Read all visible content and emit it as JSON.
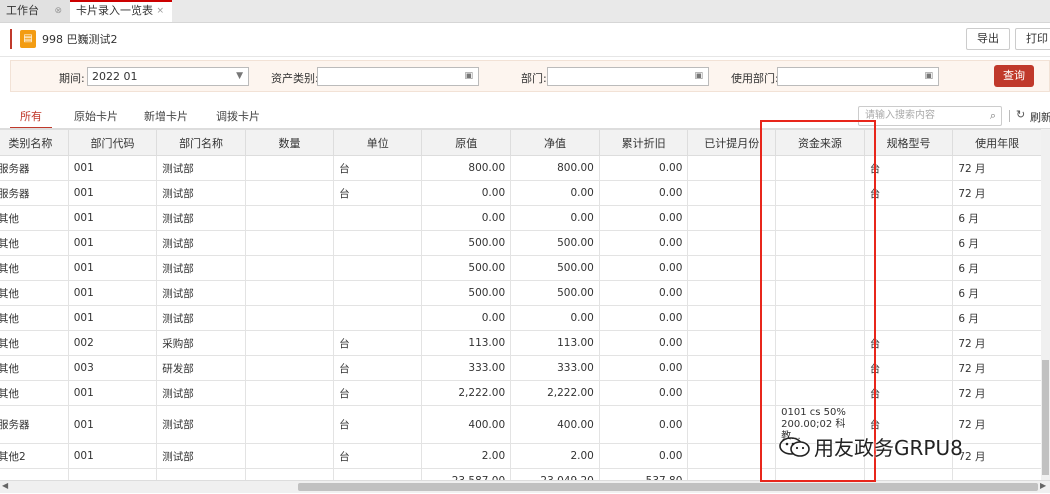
{
  "tabs": [
    {
      "label": "工作台",
      "close": "⊗"
    },
    {
      "label": "卡片录入一览表",
      "close": "×"
    }
  ],
  "header": {
    "title": "998 巴巍测试2",
    "export_label": "导出",
    "print_label": "打印"
  },
  "filter": {
    "period_label": "期间:",
    "period_value": "2022 01",
    "asset_type_label": "资产类别:",
    "dept_label": "部门:",
    "use_dept_label": "使用部门:",
    "query_label": "查询"
  },
  "subtabs": [
    "所有",
    "原始卡片",
    "新增卡片",
    "调拨卡片"
  ],
  "search": {
    "placeholder": "请输入搜索内容"
  },
  "refresh_label": "刷新",
  "table": {
    "columns": [
      "类别名称",
      "部门代码",
      "部门名称",
      "数量",
      "单位",
      "原值",
      "净值",
      "累计折旧",
      "已计提月份",
      "资金来源",
      "规格型号",
      "使用年限"
    ],
    "rows": [
      [
        "服务器",
        "001",
        "测试部",
        "",
        "台",
        "800.00",
        "800.00",
        "0.00",
        "",
        "",
        "台",
        "72 月"
      ],
      [
        "服务器",
        "001",
        "测试部",
        "",
        "台",
        "0.00",
        "0.00",
        "0.00",
        "",
        "",
        "台",
        "72 月"
      ],
      [
        "其他",
        "001",
        "测试部",
        "",
        "",
        "0.00",
        "0.00",
        "0.00",
        "",
        "",
        "",
        "6 月"
      ],
      [
        "其他",
        "001",
        "测试部",
        "",
        "",
        "500.00",
        "500.00",
        "0.00",
        "",
        "",
        "",
        "6 月"
      ],
      [
        "其他",
        "001",
        "测试部",
        "",
        "",
        "500.00",
        "500.00",
        "0.00",
        "",
        "",
        "",
        "6 月"
      ],
      [
        "其他",
        "001",
        "测试部",
        "",
        "",
        "500.00",
        "500.00",
        "0.00",
        "",
        "",
        "",
        "6 月"
      ],
      [
        "其他",
        "001",
        "测试部",
        "",
        "",
        "0.00",
        "0.00",
        "0.00",
        "",
        "",
        "",
        "6 月"
      ],
      [
        "其他",
        "002",
        "采购部",
        "",
        "台",
        "113.00",
        "113.00",
        "0.00",
        "",
        "",
        "台",
        "72 月"
      ],
      [
        "其他",
        "003",
        "研发部",
        "",
        "台",
        "333.00",
        "333.00",
        "0.00",
        "",
        "",
        "台",
        "72 月"
      ],
      [
        "其他",
        "001",
        "测试部",
        "",
        "台",
        "2,222.00",
        "2,222.00",
        "0.00",
        "",
        "",
        "台",
        "72 月"
      ],
      [
        "服务器",
        "001",
        "测试部",
        "",
        "台",
        "400.00",
        "400.00",
        "0.00",
        "",
        "0101 cs 50% 200.00;02 科教...",
        "台",
        "72 月"
      ],
      [
        "其他2",
        "001",
        "测试部",
        "",
        "台",
        "2.00",
        "2.00",
        "0.00",
        "",
        "",
        "",
        "72 月"
      ]
    ],
    "totals": [
      "",
      "",
      "",
      "",
      "",
      "23,587.00",
      "23,049.20",
      "537.80",
      "",
      "",
      "",
      ""
    ]
  },
  "watermark": {
    "text": "用友政务GRPU8",
    "icon": "wechat-icon"
  },
  "colors": {
    "accent": "#c0392b",
    "highlight_box": "#e8261b"
  }
}
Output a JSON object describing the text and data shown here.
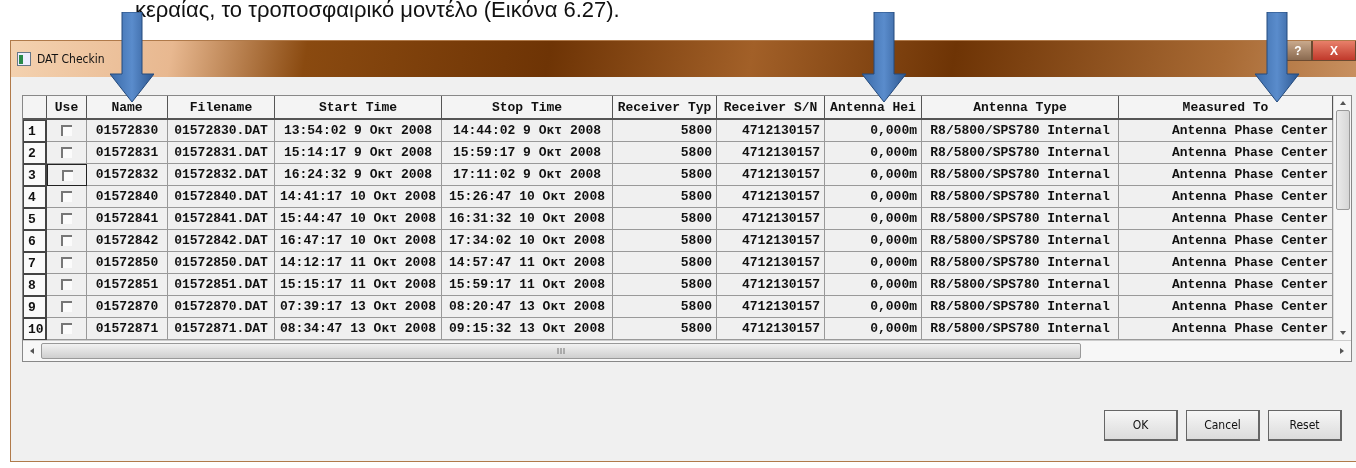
{
  "caption": "κεραίας, το τροποσφαιρικό μοντέλο (Εικόνα 6.27).",
  "window": {
    "title": "DAT Checkin",
    "help_button": "?",
    "close_button": "X"
  },
  "table": {
    "use_header": "Use",
    "columns": [
      "Name",
      "Filename",
      "Start Time",
      "Stop Time",
      "Receiver Typ",
      "Receiver S/N",
      "Antenna Hei",
      "Antenna Type",
      "Measured To"
    ],
    "rows": [
      {
        "number": "1",
        "checked": false,
        "focused": false,
        "cells": [
          "01572830",
          "01572830.DAT",
          "13:54:02 9 Οκτ 2008",
          "14:44:02 9 Οκτ 2008",
          "5800",
          "4712130157",
          "0,000m",
          "R8/5800/SPS780 Internal",
          "Antenna Phase Center"
        ]
      },
      {
        "number": "2",
        "checked": false,
        "focused": false,
        "cells": [
          "01572831",
          "01572831.DAT",
          "15:14:17 9 Οκτ 2008",
          "15:59:17 9 Οκτ 2008",
          "5800",
          "4712130157",
          "0,000m",
          "R8/5800/SPS780 Internal",
          "Antenna Phase Center"
        ]
      },
      {
        "number": "3",
        "checked": false,
        "focused": true,
        "cells": [
          "01572832",
          "01572832.DAT",
          "16:24:32 9 Οκτ 2008",
          "17:11:02 9 Οκτ 2008",
          "5800",
          "4712130157",
          "0,000m",
          "R8/5800/SPS780 Internal",
          "Antenna Phase Center"
        ]
      },
      {
        "number": "4",
        "checked": false,
        "focused": false,
        "cells": [
          "01572840",
          "01572840.DAT",
          "14:41:17 10 Οκτ 2008",
          "15:26:47 10 Οκτ 2008",
          "5800",
          "4712130157",
          "0,000m",
          "R8/5800/SPS780 Internal",
          "Antenna Phase Center"
        ]
      },
      {
        "number": "5",
        "checked": false,
        "focused": false,
        "cells": [
          "01572841",
          "01572841.DAT",
          "15:44:47 10 Οκτ 2008",
          "16:31:32 10 Οκτ 2008",
          "5800",
          "4712130157",
          "0,000m",
          "R8/5800/SPS780 Internal",
          "Antenna Phase Center"
        ]
      },
      {
        "number": "6",
        "checked": false,
        "focused": false,
        "cells": [
          "01572842",
          "01572842.DAT",
          "16:47:17 10 Οκτ 2008",
          "17:34:02 10 Οκτ 2008",
          "5800",
          "4712130157",
          "0,000m",
          "R8/5800/SPS780 Internal",
          "Antenna Phase Center"
        ]
      },
      {
        "number": "7",
        "checked": false,
        "focused": false,
        "cells": [
          "01572850",
          "01572850.DAT",
          "14:12:17 11 Οκτ 2008",
          "14:57:47 11 Οκτ 2008",
          "5800",
          "4712130157",
          "0,000m",
          "R8/5800/SPS780 Internal",
          "Antenna Phase Center"
        ]
      },
      {
        "number": "8",
        "checked": false,
        "focused": false,
        "cells": [
          "01572851",
          "01572851.DAT",
          "15:15:17 11 Οκτ 2008",
          "15:59:17 11 Οκτ 2008",
          "5800",
          "4712130157",
          "0,000m",
          "R8/5800/SPS780 Internal",
          "Antenna Phase Center"
        ]
      },
      {
        "number": "9",
        "checked": false,
        "focused": false,
        "cells": [
          "01572870",
          "01572870.DAT",
          "07:39:17 13 Οκτ 2008",
          "08:20:47 13 Οκτ 2008",
          "5800",
          "4712130157",
          "0,000m",
          "R8/5800/SPS780 Internal",
          "Antenna Phase Center"
        ]
      },
      {
        "number": "10",
        "checked": false,
        "focused": false,
        "cells": [
          "01572871",
          "01572871.DAT",
          "08:34:47 13 Οκτ 2008",
          "09:15:32 13 Οκτ 2008",
          "5800",
          "4712130157",
          "0,000m",
          "R8/5800/SPS780 Internal",
          "Antenna Phase Center"
        ]
      }
    ]
  },
  "buttons": [
    "OK",
    "Cancel",
    "Reset"
  ]
}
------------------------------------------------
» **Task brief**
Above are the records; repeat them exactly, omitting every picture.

» **Final answer**
Read all visible content and emit it as JSON.
{
  "tabs": [
    {
      "label": "工作台",
      "close": "⊗"
    },
    {
      "label": "卡片录入一览表",
      "close": "×"
    }
  ],
  "header": {
    "title": "998 巴巍测试2",
    "export_label": "导出",
    "print_label": "打印"
  },
  "filter": {
    "period_label": "期间:",
    "period_value": "2022 01",
    "asset_type_label": "资产类别:",
    "dept_label": "部门:",
    "use_dept_label": "使用部门:",
    "query_label": "查询"
  },
  "subtabs": [
    "所有",
    "原始卡片",
    "新增卡片",
    "调拨卡片"
  ],
  "search": {
    "placeholder": "请输入搜索内容"
  },
  "refresh_label": "刷新",
  "table": {
    "columns": [
      "类别名称",
      "部门代码",
      "部门名称",
      "数量",
      "单位",
      "原值",
      "净值",
      "累计折旧",
      "已计提月份",
      "资金来源",
      "规格型号",
      "使用年限"
    ],
    "rows": [
      [
        "服务器",
        "001",
        "测试部",
        "",
        "台",
        "800.00",
        "800.00",
        "0.00",
        "",
        "",
        "台",
        "72 月"
      ],
      [
        "服务器",
        "001",
        "测试部",
        "",
        "台",
        "0.00",
        "0.00",
        "0.00",
        "",
        "",
        "台",
        "72 月"
      ],
      [
        "其他",
        "001",
        "测试部",
        "",
        "",
        "0.00",
        "0.00",
        "0.00",
        "",
        "",
        "",
        "6 月"
      ],
      [
        "其他",
        "001",
        "测试部",
        "",
        "",
        "500.00",
        "500.00",
        "0.00",
        "",
        "",
        "",
        "6 月"
      ],
      [
        "其他",
        "001",
        "测试部",
        "",
        "",
        "500.00",
        "500.00",
        "0.00",
        "",
        "",
        "",
        "6 月"
      ],
      [
        "其他",
        "001",
        "测试部",
        "",
        "",
        "500.00",
        "500.00",
        "0.00",
        "",
        "",
        "",
        "6 月"
      ],
      [
        "其他",
        "001",
        "测试部",
        "",
        "",
        "0.00",
        "0.00",
        "0.00",
        "",
        "",
        "",
        "6 月"
      ],
      [
        "其他",
        "002",
        "采购部",
        "",
        "台",
        "113.00",
        "113.00",
        "0.00",
        "",
        "",
        "台",
        "72 月"
      ],
      [
        "其他",
        "003",
        "研发部",
        "",
        "台",
        "333.00",
        "333.00",
        "0.00",
        "",
        "",
        "台",
        "72 月"
      ],
      [
        "其他",
        "001",
        "测试部",
        "",
        "台",
        "2,222.00",
        "2,222.00",
        "0.00",
        "",
        "",
        "台",
        "72 月"
      ],
      [
        "服务器",
        "001",
        "测试部",
        "",
        "台",
        "400.00",
        "400.00",
        "0.00",
        "",
        "0101 cs 50% 200.00;02 科教...",
        "台",
        "72 月"
      ],
      [
        "其他2",
        "001",
        "测试部",
        "",
        "台",
        "2.00",
        "2.00",
        "0.00",
        "",
        "",
        "",
        "72 月"
      ]
    ],
    "totals": [
      "",
      "",
      "",
      "",
      "",
      "23,587.00",
      "23,049.20",
      "537.80",
      "",
      "",
      "",
      ""
    ]
  },
  "watermark": {
    "text": "用友政务GRPU8",
    "icon": "wechat-icon"
  },
  "colors": {
    "accent": "#c0392b",
    "highlight_box": "#e8261b"
  }
}
Output a JSON object describing the text and data shown here.
{
  "caption": "κεραίας, το τροποσφαιρικό μοντέλο (Εικόνα 6.27).",
  "window": {
    "title": "DAT Checkin",
    "help_button": "?",
    "close_button": "X"
  },
  "table": {
    "use_header": "Use",
    "columns": [
      "Name",
      "Filename",
      "Start Time",
      "Stop Time",
      "Receiver Typ",
      "Receiver S/N",
      "Antenna Hei",
      "Antenna Type",
      "Measured To"
    ],
    "rows": [
      {
        "number": "1",
        "checked": false,
        "focused": false,
        "cells": [
          "01572830",
          "01572830.DAT",
          "13:54:02 9 Οκτ 2008",
          "14:44:02 9 Οκτ 2008",
          "5800",
          "4712130157",
          "0,000m",
          "R8/5800/SPS780 Internal",
          "Antenna Phase Center"
        ]
      },
      {
        "number": "2",
        "checked": false,
        "focused": false,
        "cells": [
          "01572831",
          "01572831.DAT",
          "15:14:17 9 Οκτ 2008",
          "15:59:17 9 Οκτ 2008",
          "5800",
          "4712130157",
          "0,000m",
          "R8/5800/SPS780 Internal",
          "Antenna Phase Center"
        ]
      },
      {
        "number": "3",
        "checked": false,
        "focused": true,
        "cells": [
          "01572832",
          "01572832.DAT",
          "16:24:32 9 Οκτ 2008",
          "17:11:02 9 Οκτ 2008",
          "5800",
          "4712130157",
          "0,000m",
          "R8/5800/SPS780 Internal",
          "Antenna Phase Center"
        ]
      },
      {
        "number": "4",
        "checked": false,
        "focused": false,
        "cells": [
          "01572840",
          "01572840.DAT",
          "14:41:17 10 Οκτ 2008",
          "15:26:47 10 Οκτ 2008",
          "5800",
          "4712130157",
          "0,000m",
          "R8/5800/SPS780 Internal",
          "Antenna Phase Center"
        ]
      },
      {
        "number": "5",
        "checked": false,
        "focused": false,
        "cells": [
          "01572841",
          "01572841.DAT",
          "15:44:47 10 Οκτ 2008",
          "16:31:32 10 Οκτ 2008",
          "5800",
          "4712130157",
          "0,000m",
          "R8/5800/SPS780 Internal",
          "Antenna Phase Center"
        ]
      },
      {
        "number": "6",
        "checked": false,
        "focused": false,
        "cells": [
          "01572842",
          "01572842.DAT",
          "16:47:17 10 Οκτ 2008",
          "17:34:02 10 Οκτ 2008",
          "5800",
          "4712130157",
          "0,000m",
          "R8/5800/SPS780 Internal",
          "Antenna Phase Center"
        ]
      },
      {
        "number": "7",
        "checked": false,
        "focused": false,
        "cells": [
          "01572850",
          "01572850.DAT",
          "14:12:17 11 Οκτ 2008",
          "14:57:47 11 Οκτ 2008",
          "5800",
          "4712130157",
          "0,000m",
          "R8/5800/SPS780 Internal",
          "Antenna Phase Center"
        ]
      },
      {
        "number": "8",
        "checked": false,
        "focused": false,
        "cells": [
          "01572851",
          "01572851.DAT",
          "15:15:17 11 Οκτ 2008",
          "15:59:17 11 Οκτ 2008",
          "5800",
          "4712130157",
          "0,000m",
          "R8/5800/SPS780 Internal",
          "Antenna Phase Center"
        ]
      },
      {
        "number": "9",
        "checked": false,
        "focused": false,
        "cells": [
          "01572870",
          "01572870.DAT",
          "07:39:17 13 Οκτ 2008",
          "08:20:47 13 Οκτ 2008",
          "5800",
          "4712130157",
          "0,000m",
          "R8/5800/SPS780 Internal",
          "Antenna Phase Center"
        ]
      },
      {
        "number": "10",
        "checked": false,
        "focused": false,
        "cells": [
          "01572871",
          "01572871.DAT",
          "08:34:47 13 Οκτ 2008",
          "09:15:32 13 Οκτ 2008",
          "5800",
          "4712130157",
          "0,000m",
          "R8/5800/SPS780 Internal",
          "Antenna Phase Center"
        ]
      }
    ]
  },
  "buttons": [
    "OK",
    "Cancel",
    "Reset"
  ]
}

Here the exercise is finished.